[Input material]

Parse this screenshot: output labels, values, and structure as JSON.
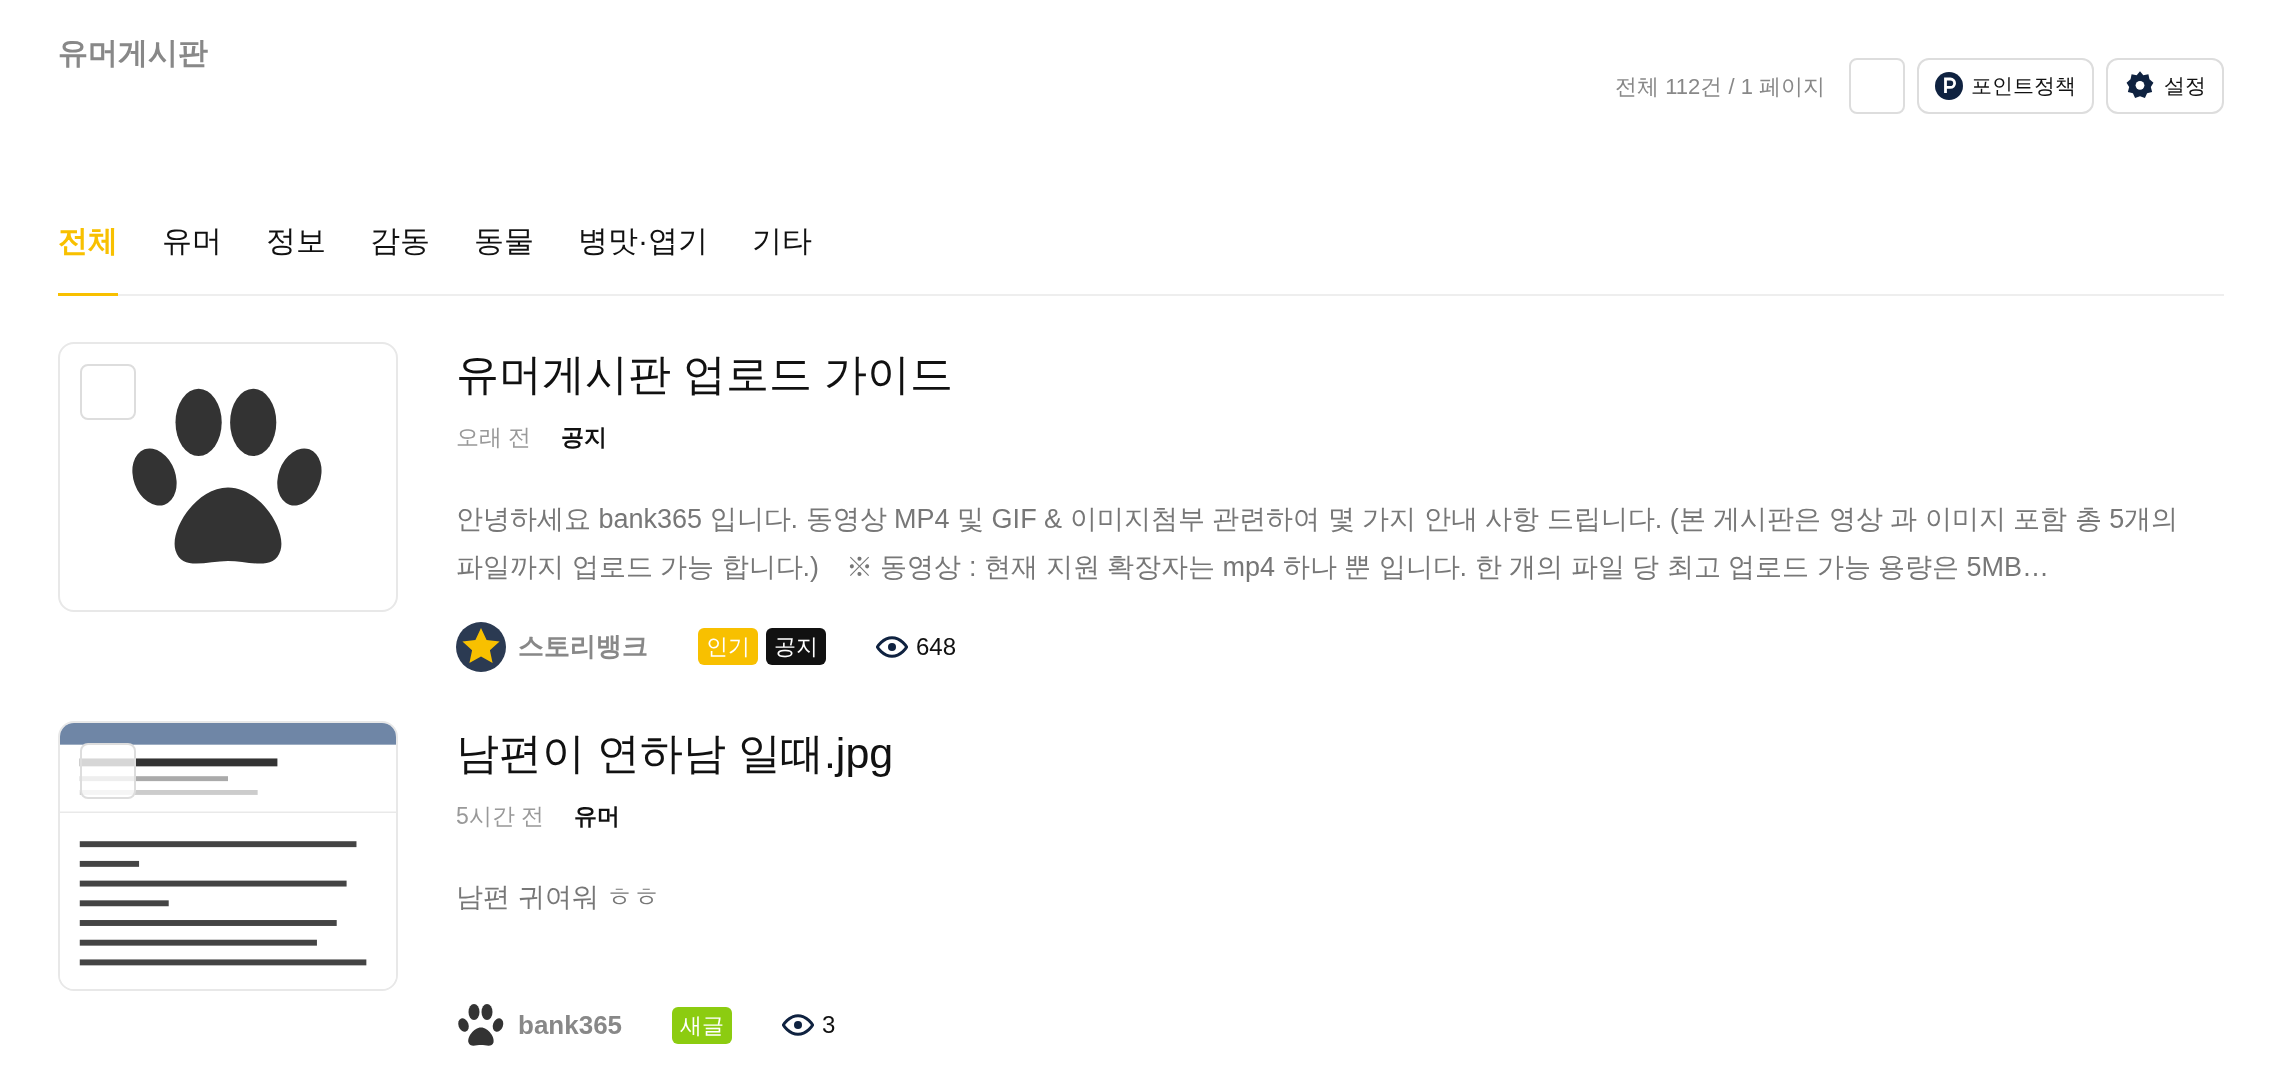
{
  "board": {
    "title": "유머게시판",
    "summary": "전체 112건 / 1 페이지",
    "select_all": {
      "checked": false
    },
    "buttons": [
      {
        "kind": "points",
        "label": "포인트정책"
      },
      {
        "kind": "settings",
        "label": "설정"
      }
    ]
  },
  "tabs": [
    {
      "label": "전체",
      "selected": true
    },
    {
      "label": "유머",
      "selected": false
    },
    {
      "label": "정보",
      "selected": false
    },
    {
      "label": "감동",
      "selected": false
    },
    {
      "label": "동물",
      "selected": false
    },
    {
      "label": "병맛·엽기",
      "selected": false
    },
    {
      "label": "기타",
      "selected": false
    }
  ],
  "posts": [
    {
      "thumbnail": {
        "kind": "paw"
      },
      "checked": false,
      "title": "유머게시판 업로드 가이드",
      "time": "오래 전",
      "category": "공지",
      "excerpt": "안녕하세요 bank365 입니다. 동영상 MP4 및 GIF & 이미지첨부 관련하여 몇 가지 안내 사항 드립니다. (본 게시판은 영상 과 이미지 포함 총 5개의 파일까지 업로드 가능 합니다.)　※ 동영상 : 현재 지원 확장자는 mp4 하나 뿐 입니다. 한 개의 파일 당 최고 업로드 가능 용량은 5MB…",
      "avatar": {
        "kind": "star"
      },
      "author": "스토리뱅크",
      "badges": [
        {
          "label": "인기",
          "color": "#f8c000"
        },
        {
          "label": "공지",
          "color": "#111111"
        }
      ],
      "views": "648"
    },
    {
      "thumbnail": {
        "kind": "picture"
      },
      "checked": false,
      "title": "남편이 연하남 일때.jpg",
      "time": "5시간 전",
      "category": "유머",
      "excerpt": "남편 귀여워 ㅎㅎ",
      "avatar": {
        "kind": "paw"
      },
      "author": "bank365",
      "badges": [
        {
          "label": "새글",
          "color": "#8ccc10"
        }
      ],
      "views": "3"
    }
  ]
}
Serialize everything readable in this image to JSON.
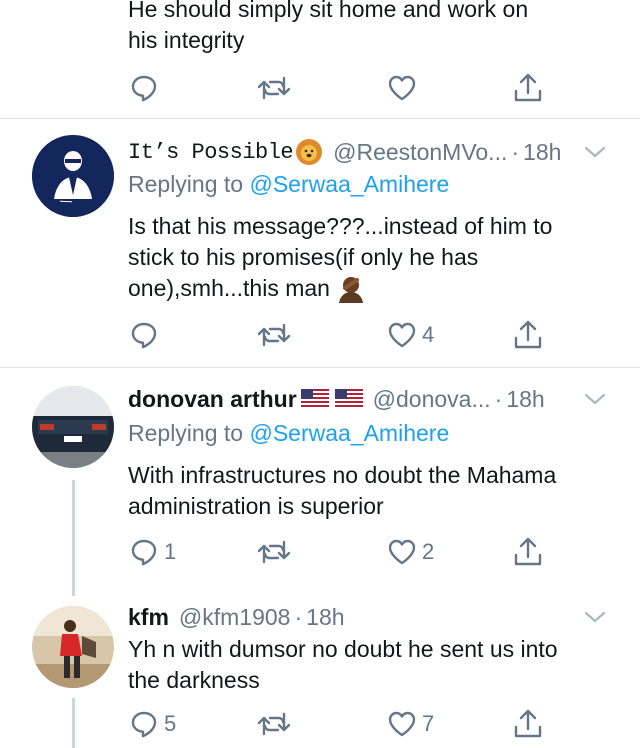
{
  "top_tweet": {
    "text_line1": "He should simply sit home and work on",
    "text_line2": "his integrity",
    "actions": {
      "reply_count": "",
      "retweet_count": "",
      "like_count": ""
    }
  },
  "tweets": [
    {
      "name": "It’s Possible",
      "name_emoji": "lion-face-icon",
      "handle": "@ReestonMVo...",
      "dot": "·",
      "time": "18h",
      "replying_prefix": "Replying to",
      "replying_to": "@Serwaa_Amihere",
      "text_line1": "Is that his message???...instead of him to",
      "text_line2": "stick to his promises(if only he has",
      "text_line3": "one),smh...this man",
      "text_emoji": "person-facepalming-icon",
      "reply_count": "",
      "retweet_count": "",
      "like_count": "4"
    },
    {
      "name": "donovan arthur",
      "name_emoji": "us-flag-icon",
      "handle": "@donova...",
      "dot": "·",
      "time": "18h",
      "replying_prefix": "Replying to",
      "replying_to": "@Serwaa_Amihere",
      "text_line1": "With infrastructures no doubt the Mahama",
      "text_line2": "administration is superior",
      "reply_count": "1",
      "retweet_count": "",
      "like_count": "2"
    },
    {
      "name": "kfm",
      "handle": "@kfm1908",
      "dot": "·",
      "time": "18h",
      "text_line1": "Yh n with dumsor no doubt he sent us into",
      "text_line2": "the darkness",
      "reply_count": "5",
      "retweet_count": "",
      "like_count": "7"
    }
  ],
  "colors": {
    "text": "#14171a",
    "secondary": "#657786",
    "link": "#1da1f2",
    "divider": "#e1e8ed",
    "thread_line": "#ccd6dd"
  }
}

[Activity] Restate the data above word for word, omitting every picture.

[Result for this exercise]
Parse this screenshot: output labels, values, and structure as JSON.
{
  "board": {
    "title": "유머게시판",
    "summary": "전체 112건 / 1 페이지",
    "select_all": {
      "checked": false
    },
    "buttons": [
      {
        "kind": "points",
        "label": "포인트정책"
      },
      {
        "kind": "settings",
        "label": "설정"
      }
    ]
  },
  "tabs": [
    {
      "label": "전체",
      "selected": true
    },
    {
      "label": "유머",
      "selected": false
    },
    {
      "label": "정보",
      "selected": false
    },
    {
      "label": "감동",
      "selected": false
    },
    {
      "label": "동물",
      "selected": false
    },
    {
      "label": "병맛·엽기",
      "selected": false
    },
    {
      "label": "기타",
      "selected": false
    }
  ],
  "posts": [
    {
      "thumbnail": {
        "kind": "paw"
      },
      "checked": false,
      "title": "유머게시판 업로드 가이드",
      "time": "오래 전",
      "category": "공지",
      "excerpt": "안녕하세요 bank365 입니다. 동영상 MP4 및 GIF & 이미지첨부 관련하여 몇 가지 안내 사항 드립니다. (본 게시판은 영상 과 이미지 포함 총 5개의 파일까지 업로드 가능 합니다.)　※ 동영상 : 현재 지원 확장자는 mp4 하나 뿐 입니다. 한 개의 파일 당 최고 업로드 가능 용량은 5MB…",
      "avatar": {
        "kind": "star"
      },
      "author": "스토리뱅크",
      "badges": [
        {
          "label": "인기",
          "color": "#f8c000"
        },
        {
          "label": "공지",
          "color": "#111111"
        }
      ],
      "views": "648"
    },
    {
      "thumbnail": {
        "kind": "picture"
      },
      "checked": false,
      "title": "남편이 연하남 일때.jpg",
      "time": "5시간 전",
      "category": "유머",
      "excerpt": "남편 귀여워 ㅎㅎ",
      "avatar": {
        "kind": "paw"
      },
      "author": "bank365",
      "badges": [
        {
          "label": "새글",
          "color": "#8ccc10"
        }
      ],
      "views": "3"
    }
  ]
}
Serialize everything readable in this image to JSON.
{
  "top_tweet": {
    "text_line1": "He should simply sit home and work on",
    "text_line2": "his integrity",
    "actions": {
      "reply_count": "",
      "retweet_count": "",
      "like_count": ""
    }
  },
  "tweets": [
    {
      "name": "It’s Possible",
      "name_emoji": "lion-face-icon",
      "handle": "@ReestonMVo...",
      "dot": "·",
      "time": "18h",
      "replying_prefix": "Replying to",
      "replying_to": "@Serwaa_Amihere",
      "text_line1": "Is that his message???...instead of him to",
      "text_line2": "stick to his promises(if only he has",
      "text_line3": "one),smh...this man",
      "text_emoji": "person-facepalming-icon",
      "reply_count": "",
      "retweet_count": "",
      "like_count": "4"
    },
    {
      "name": "donovan arthur",
      "name_emoji": "us-flag-icon",
      "handle": "@donova...",
      "dot": "·",
      "time": "18h",
      "replying_prefix": "Replying to",
      "replying_to": "@Serwaa_Amihere",
      "text_line1": "With infrastructures no doubt the Mahama",
      "text_line2": "administration is superior",
      "reply_count": "1",
      "retweet_count": "",
      "like_count": "2"
    },
    {
      "name": "kfm",
      "handle": "@kfm1908",
      "dot": "·",
      "time": "18h",
      "text_line1": "Yh n with dumsor no doubt he sent us into",
      "text_line2": "the darkness",
      "reply_count": "5",
      "retweet_count": "",
      "like_count": "7"
    }
  ],
  "colors": {
    "text": "#14171a",
    "secondary": "#657786",
    "link": "#1da1f2",
    "divider": "#e1e8ed",
    "thread_line": "#ccd6dd"
  }
}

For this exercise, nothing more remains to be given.